Robert is currently a ‘pracademic’ – a new term that describes someone who is both practitioner and, in essence, teacher and researcher. As Senior Visiting Fellow and Visiting Lecturer in the Centre for Charity Effectiveness at Cass Business School, he is taking the time to reflect on his own practice through research as well as impart his wealth of knowledge and experience. Robert sees this as an opportunity through his reflection, as a way for him to transition to the next thing. This may involve the arts and or education. Clearly, whatever the next thing is for Robert, he will continue to make a difference, just as he is continuing to make a difference through the huge benefit which he gives to organisations as a volunteer, often in leadership roles as a member of the board of trustees.

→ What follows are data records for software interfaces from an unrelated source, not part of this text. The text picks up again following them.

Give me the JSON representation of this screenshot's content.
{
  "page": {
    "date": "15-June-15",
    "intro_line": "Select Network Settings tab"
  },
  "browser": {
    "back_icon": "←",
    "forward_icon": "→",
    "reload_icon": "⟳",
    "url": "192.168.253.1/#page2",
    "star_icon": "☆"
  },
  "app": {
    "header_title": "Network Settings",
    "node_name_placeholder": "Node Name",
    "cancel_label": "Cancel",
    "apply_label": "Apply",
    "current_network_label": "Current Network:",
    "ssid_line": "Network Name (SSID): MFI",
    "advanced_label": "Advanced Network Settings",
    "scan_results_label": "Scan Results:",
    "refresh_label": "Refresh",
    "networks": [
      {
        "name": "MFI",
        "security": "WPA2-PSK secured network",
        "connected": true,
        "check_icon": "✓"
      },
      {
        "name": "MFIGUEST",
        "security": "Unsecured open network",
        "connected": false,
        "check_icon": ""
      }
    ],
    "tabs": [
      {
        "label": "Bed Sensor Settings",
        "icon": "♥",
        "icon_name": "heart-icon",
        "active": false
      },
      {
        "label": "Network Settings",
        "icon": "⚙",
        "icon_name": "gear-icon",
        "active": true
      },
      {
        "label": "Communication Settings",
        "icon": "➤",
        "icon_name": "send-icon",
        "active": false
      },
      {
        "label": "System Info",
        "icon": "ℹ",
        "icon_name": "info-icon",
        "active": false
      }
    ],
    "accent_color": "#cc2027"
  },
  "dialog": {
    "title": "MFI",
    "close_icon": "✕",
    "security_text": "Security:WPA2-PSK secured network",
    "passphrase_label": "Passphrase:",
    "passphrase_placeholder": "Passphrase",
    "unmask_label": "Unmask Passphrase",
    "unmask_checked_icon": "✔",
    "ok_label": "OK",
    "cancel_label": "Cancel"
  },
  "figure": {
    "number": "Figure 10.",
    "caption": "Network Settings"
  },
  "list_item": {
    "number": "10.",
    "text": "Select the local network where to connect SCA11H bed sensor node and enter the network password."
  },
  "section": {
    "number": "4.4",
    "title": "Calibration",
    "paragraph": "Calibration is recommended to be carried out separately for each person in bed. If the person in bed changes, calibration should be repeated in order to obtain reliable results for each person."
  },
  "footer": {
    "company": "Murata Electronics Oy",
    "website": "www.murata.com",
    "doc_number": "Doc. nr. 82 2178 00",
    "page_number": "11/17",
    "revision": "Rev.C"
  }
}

He is, of course, also a very active presence within this University. He is deputy chairman of Convocation, which includes Bristol’s Alumni Association and is Chair of its London branch. Under Robert's leadership, London-based alumni enjoy a rich programme of activities and are a significantly engaged with the University. Robert was also a member of the University's Council from 2002 to 2008 and he is also a member of the University's Court.
Robert’s career, perhaps, his raison d’etre, stands for a selfless passion to make a difference and to address the cause, rather than the symptom. He thinks of others’ needs, rather than his own. He is an example to us all.
Mr Vice-Chancellor, I present to you Robert Dufton as eminently worthy of the degree of Doctor of Laws honoris causa.